Task: Scan the records that follow, and whenever a line has the word "title", copy it.
───── Records for this exercise ─────
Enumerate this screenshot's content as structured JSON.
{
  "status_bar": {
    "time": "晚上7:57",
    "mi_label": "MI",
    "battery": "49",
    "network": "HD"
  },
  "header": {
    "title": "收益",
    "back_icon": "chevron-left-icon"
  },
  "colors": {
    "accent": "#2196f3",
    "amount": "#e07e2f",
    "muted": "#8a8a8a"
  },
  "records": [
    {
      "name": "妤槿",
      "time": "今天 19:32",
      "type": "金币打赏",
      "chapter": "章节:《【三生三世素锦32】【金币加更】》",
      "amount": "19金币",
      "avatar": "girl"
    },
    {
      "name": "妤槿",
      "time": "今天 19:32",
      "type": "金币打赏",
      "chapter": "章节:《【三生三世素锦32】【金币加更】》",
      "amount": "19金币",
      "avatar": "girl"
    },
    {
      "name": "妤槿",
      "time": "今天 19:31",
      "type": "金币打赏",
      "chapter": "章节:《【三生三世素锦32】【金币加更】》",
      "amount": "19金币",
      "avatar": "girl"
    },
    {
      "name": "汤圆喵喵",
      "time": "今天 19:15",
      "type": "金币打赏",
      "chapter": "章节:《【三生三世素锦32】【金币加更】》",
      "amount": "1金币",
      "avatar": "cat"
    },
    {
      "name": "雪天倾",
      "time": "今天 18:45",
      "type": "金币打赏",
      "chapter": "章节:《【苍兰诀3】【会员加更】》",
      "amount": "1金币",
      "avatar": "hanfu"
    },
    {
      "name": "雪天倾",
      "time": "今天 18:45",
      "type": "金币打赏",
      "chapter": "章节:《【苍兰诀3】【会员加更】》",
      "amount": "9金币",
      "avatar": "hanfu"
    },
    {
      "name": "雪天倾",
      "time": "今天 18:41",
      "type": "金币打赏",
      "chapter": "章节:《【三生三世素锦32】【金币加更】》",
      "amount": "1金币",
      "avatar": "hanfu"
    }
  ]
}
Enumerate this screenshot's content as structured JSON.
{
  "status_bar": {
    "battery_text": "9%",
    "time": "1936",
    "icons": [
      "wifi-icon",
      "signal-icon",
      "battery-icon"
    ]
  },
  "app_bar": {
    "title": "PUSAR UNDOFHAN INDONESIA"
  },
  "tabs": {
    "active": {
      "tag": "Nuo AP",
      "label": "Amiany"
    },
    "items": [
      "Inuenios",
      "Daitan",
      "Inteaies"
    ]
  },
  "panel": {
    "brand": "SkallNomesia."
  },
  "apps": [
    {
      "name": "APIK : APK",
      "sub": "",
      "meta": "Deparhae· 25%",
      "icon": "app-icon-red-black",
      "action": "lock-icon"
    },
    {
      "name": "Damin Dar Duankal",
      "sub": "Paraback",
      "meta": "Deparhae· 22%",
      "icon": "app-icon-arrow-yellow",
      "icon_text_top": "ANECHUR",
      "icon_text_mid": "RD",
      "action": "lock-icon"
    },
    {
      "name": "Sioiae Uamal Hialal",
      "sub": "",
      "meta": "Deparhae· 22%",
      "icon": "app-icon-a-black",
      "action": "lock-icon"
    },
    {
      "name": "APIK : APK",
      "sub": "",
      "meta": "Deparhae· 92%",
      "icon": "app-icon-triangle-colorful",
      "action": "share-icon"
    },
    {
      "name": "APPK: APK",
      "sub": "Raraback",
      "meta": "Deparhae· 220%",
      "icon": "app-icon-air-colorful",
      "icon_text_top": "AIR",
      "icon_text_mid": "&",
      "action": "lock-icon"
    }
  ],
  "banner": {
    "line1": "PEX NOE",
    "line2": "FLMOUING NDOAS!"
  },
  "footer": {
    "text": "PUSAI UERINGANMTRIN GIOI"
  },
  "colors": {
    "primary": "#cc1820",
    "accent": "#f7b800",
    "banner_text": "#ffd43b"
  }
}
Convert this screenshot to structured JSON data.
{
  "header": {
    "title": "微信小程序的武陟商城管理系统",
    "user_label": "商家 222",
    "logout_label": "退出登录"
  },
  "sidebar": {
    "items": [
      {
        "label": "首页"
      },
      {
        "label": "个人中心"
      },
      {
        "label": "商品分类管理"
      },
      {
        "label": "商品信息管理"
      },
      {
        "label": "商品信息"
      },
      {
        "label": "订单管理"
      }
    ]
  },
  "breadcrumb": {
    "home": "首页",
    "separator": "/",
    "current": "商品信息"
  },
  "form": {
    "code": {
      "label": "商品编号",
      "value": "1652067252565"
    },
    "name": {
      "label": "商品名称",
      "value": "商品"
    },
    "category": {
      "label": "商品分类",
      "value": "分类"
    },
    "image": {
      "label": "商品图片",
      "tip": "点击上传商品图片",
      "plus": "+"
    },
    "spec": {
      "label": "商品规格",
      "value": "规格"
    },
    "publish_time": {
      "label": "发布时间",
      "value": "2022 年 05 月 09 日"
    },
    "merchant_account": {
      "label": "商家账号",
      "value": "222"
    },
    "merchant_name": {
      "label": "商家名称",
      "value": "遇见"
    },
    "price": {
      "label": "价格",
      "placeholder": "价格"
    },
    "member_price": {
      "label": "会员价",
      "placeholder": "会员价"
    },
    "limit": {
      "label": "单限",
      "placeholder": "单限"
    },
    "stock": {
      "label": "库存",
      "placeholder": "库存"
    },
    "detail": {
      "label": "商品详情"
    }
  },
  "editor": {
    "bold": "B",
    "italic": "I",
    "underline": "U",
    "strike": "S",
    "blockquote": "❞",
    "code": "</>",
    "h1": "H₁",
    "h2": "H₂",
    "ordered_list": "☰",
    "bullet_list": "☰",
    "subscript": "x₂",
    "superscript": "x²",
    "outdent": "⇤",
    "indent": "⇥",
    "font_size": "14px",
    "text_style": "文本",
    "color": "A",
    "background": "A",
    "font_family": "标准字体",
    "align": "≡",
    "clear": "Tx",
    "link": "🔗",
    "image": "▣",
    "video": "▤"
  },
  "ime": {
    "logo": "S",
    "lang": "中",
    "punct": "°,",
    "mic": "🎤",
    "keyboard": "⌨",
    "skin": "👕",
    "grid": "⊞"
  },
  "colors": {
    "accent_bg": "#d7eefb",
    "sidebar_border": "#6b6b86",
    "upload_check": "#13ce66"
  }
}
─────
Reply:
    "title": "收益",
    "title": "PUSAR UNDOFHAN INDONESIA"
    "title": "微信小程序的武陟商城管理系统",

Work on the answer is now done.